Mahdi Akbarzadeh
Department of Biostatistics, School of Public Health, Hamadan University of Medical Sciences, P.O. Box 65175-4171, Hamadan, Iran, Islamic Republic of
Abbas Moghimbeigi
Modelling of Noncommunicable Disease Research Center, Department of Biostatistics, School of Public Health, Hamadan University of Medical Sciences, P.O. Box 65175-4171, Hamadan, Iran, Islamic Republic of
Hossein Mahjub
Research Center for Health Sciences and Department of Biostatistics, School of Public Health, Hamadan University of Medical Sciences, P.O. Box 65175-4171, Hamadan, Iran, Islamic Republic of
Ali Reza Soltanian
Modelling of Noncommunicable Disease Research Center, Department of Biostatistics, School of Public Health, Hamadan University of Medical Sciences, P.O. Box 65175-4171, Hamadan, Iran, Islamic Republic of
Maryam Daneshpour
Cellular Molecular Endocrine Research Center, Research Institute for Endocrine Sciences, Shahid Beheshti University of Medical Sciences, P.O. Box 19195-4763, Tehran, Iran, Islamic Republic of
Nathan Morris
Department of Epidemiology and Biostatistics, CaseWestern Reserve University, Cleveland, OH, United States

Abstract

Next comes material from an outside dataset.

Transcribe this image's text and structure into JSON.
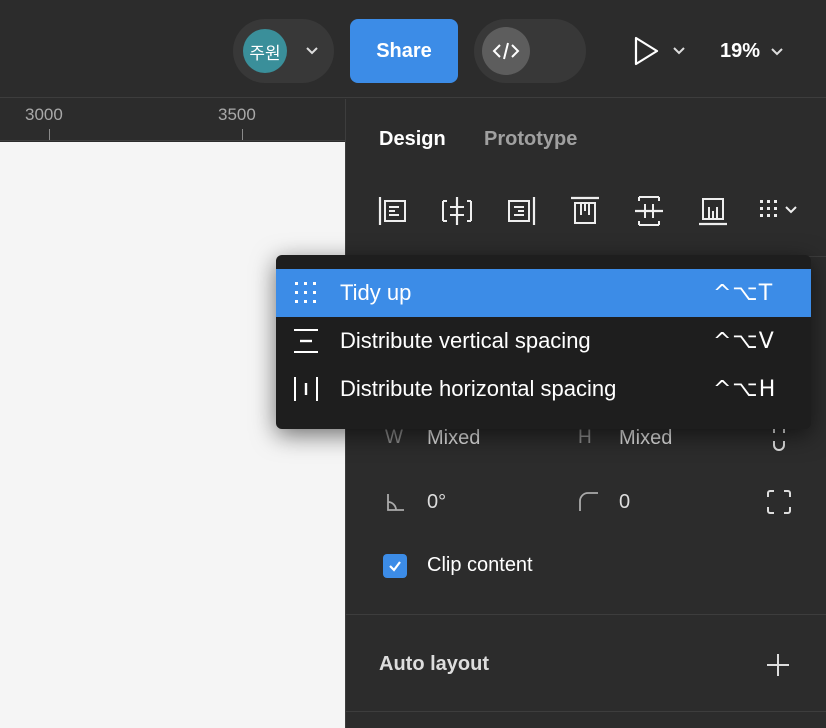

Objectives: To evaluate the trajectories of change in obesity within and between Tehranian families, who participated in the Tehran Lipid and Glucose Study (TLGS). Methods: This study is a family-based longitudinal design, in four waves. A total of 14761 individuals, within 3980 families, were selected. Three anthropometric measurements, bodymass index (BMI), waist circumference (WC), and a body shape index (ABSI), were recorded. Multilevel latent growth curve modeling (MLGCM) approach was used for evaluating the change trajectories in obesity within and between the families. Results: The mean age of the subjects in the present study was 33.28 ± 19.01 (range 3-89 years) and 50.1% were male. Obesity was significantly increased (P < 0.001). Individuals with more fat become obese slower, whereas families with more fat become obese faster (P < 0.001). The initial value and growth rate of WC and ABSI were greater in men than in women, while this result is contrary to BMI (P < 0.001). Conclusions: Our findings demonstrated that there is an alarming increase in the obesity trend in Tehranian families. The important role of the family in the prevention of obesity is highlighted, underlining the need for public health programs, as family centered educations to lifestyle modification, which can address this emerging crisis.